"What I didn’t like about some lyrics ... is that they would function well in a song, but if you read them by themselves they basically made no sense.
"So what I wanted to do was say right – if you read these lyrics alone they function as prose also, not just lyrics. Every line has to make total sense and has to count. That was very deliberate."
Cigarettes are from El Paso, Texas and despite the fact they've been around since 2008, this is their debut album.
The band name references the post-coital nature of the music and indeed, this album is unabashedly romantic from beginning to end. Again, no accident.
"I just want to present a vision, and my vision is of love and of romance. I wanted to make this band all about these things and that was going to be what made it really bold to me. That we just stuck to that, and we stuck to these images and stuck to these sounds."

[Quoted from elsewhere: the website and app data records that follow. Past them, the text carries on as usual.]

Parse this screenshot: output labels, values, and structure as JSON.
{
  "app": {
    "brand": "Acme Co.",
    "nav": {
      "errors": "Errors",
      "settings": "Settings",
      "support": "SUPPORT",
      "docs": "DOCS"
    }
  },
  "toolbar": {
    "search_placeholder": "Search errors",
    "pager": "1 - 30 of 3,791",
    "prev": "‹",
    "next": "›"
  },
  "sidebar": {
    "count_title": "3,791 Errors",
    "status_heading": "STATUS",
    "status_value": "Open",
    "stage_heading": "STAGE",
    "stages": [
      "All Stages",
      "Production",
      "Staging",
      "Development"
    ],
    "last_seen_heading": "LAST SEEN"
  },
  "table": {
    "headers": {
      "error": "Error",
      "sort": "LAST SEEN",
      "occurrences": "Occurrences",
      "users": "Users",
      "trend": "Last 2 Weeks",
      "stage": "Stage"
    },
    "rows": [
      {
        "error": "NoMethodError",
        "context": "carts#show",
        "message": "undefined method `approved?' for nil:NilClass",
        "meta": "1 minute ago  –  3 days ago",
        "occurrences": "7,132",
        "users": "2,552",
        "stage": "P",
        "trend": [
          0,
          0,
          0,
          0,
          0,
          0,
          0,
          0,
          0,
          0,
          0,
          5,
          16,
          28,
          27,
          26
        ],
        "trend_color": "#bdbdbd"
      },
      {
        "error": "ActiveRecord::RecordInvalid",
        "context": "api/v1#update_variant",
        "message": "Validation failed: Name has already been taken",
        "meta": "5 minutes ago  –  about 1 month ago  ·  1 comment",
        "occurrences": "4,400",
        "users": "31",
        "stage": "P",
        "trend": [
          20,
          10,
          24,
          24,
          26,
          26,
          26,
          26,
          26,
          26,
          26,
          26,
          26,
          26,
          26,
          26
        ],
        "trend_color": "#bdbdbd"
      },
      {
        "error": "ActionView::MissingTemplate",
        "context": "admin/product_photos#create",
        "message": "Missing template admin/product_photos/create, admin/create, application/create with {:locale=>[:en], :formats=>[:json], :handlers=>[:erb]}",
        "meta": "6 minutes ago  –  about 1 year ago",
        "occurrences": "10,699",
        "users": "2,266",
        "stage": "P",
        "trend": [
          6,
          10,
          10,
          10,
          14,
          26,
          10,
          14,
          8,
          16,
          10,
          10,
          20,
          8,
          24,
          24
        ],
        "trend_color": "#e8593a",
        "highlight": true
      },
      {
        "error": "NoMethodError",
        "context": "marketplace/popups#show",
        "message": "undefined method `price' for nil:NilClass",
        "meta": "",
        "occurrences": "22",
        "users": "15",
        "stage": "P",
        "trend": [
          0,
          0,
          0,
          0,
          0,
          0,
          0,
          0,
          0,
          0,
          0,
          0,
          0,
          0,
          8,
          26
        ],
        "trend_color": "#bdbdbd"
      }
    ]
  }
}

They do stick to a set of sounds and images and those sounds and images stick. The pace of the songs seldom varies. A song will end and the next one will open with the same chord, yet it doesn't feel repetitive, it feels cohesive.
While the album relies heavily on tales of transient relationships, intimate trysts and love and longing, it never feels twee or over-wrought, which is credit again to the lyrics and their sublime delivery.

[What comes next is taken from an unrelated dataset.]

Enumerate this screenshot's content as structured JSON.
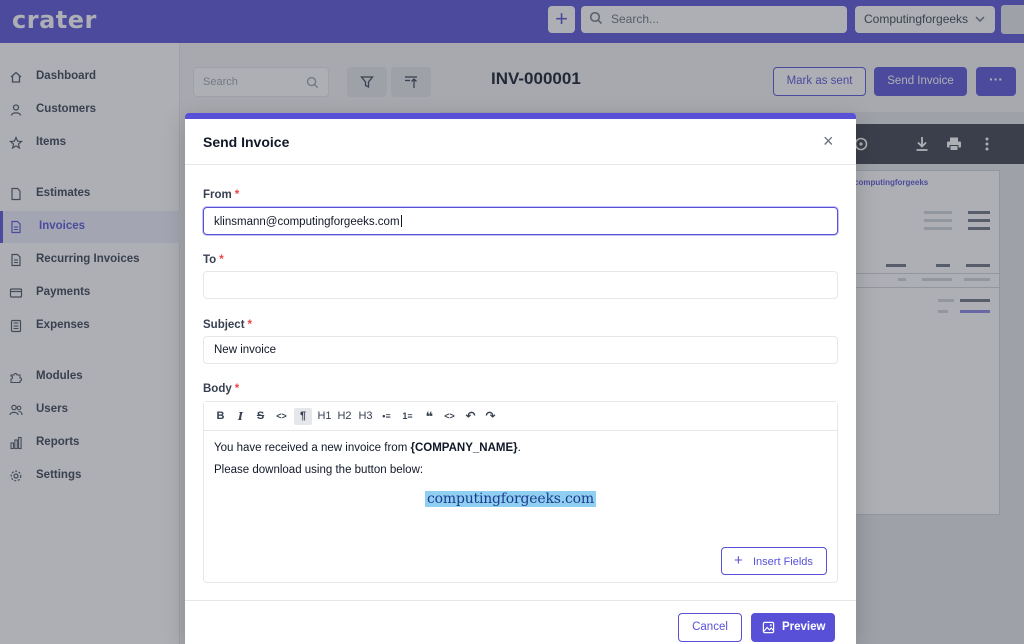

"I always respond to humour in music and I’ve said this quite a bit lately, but think about the relationships you have and yes they involve sex and romance and love and these things, but also humour.
"It’s a big part of romance for me and a big part of relationships, and the music should reflect that in some way. I think if I’m giving a complete picture of the way that I love and the way that I view love and relationships, the humour is in there for that reason."
Cigarettes After Sex are travelling to New Zealand in the New Year for an all-ages show at the Powerstation in January and to perform at Rhythm and Alps in the South Island.
It will be interesting to see how audiences respond to the band live, considering the nature of the music.
"It’s interesting what a crowd will do. Sometimes the whole crowd is making out, it’s all couples and everyone’s being touchy-feely and dancing with each other and being as affectionate as possible.
"There’s also people that are crying and people that are singing along. Often in some countries, it’s ... people screaming and going crazy. It’s amazing to me what music does in different contexts."
It's hard to imagine having to re-live some of the emotional experiences Greg sings about night after night, but the readily admits to being a 'happier to have loved and lost' type of guy.
"Almost as some sort of spiritual thing I’ll close my eyes during certain sections and zap myself back into those moments just as sort of a perspective.
"I find it’s very emotional because the thing about memory is that I can remember something from so long ago, but in this moment you gain a perspective on it.
"It gives you a feeling just of how far you’ve come. You know what that moment meant before and what it means now. It’s very emotional, it’s very powerful to go back to these memories on stage every night and see what they feel like in that moment."
Cigarettes After Sex NZ shows:
Monday 8 January, The Powerstation, Auckland
Rhythm & Alps, Friday 29 December – Sunday 31 December, Wanaka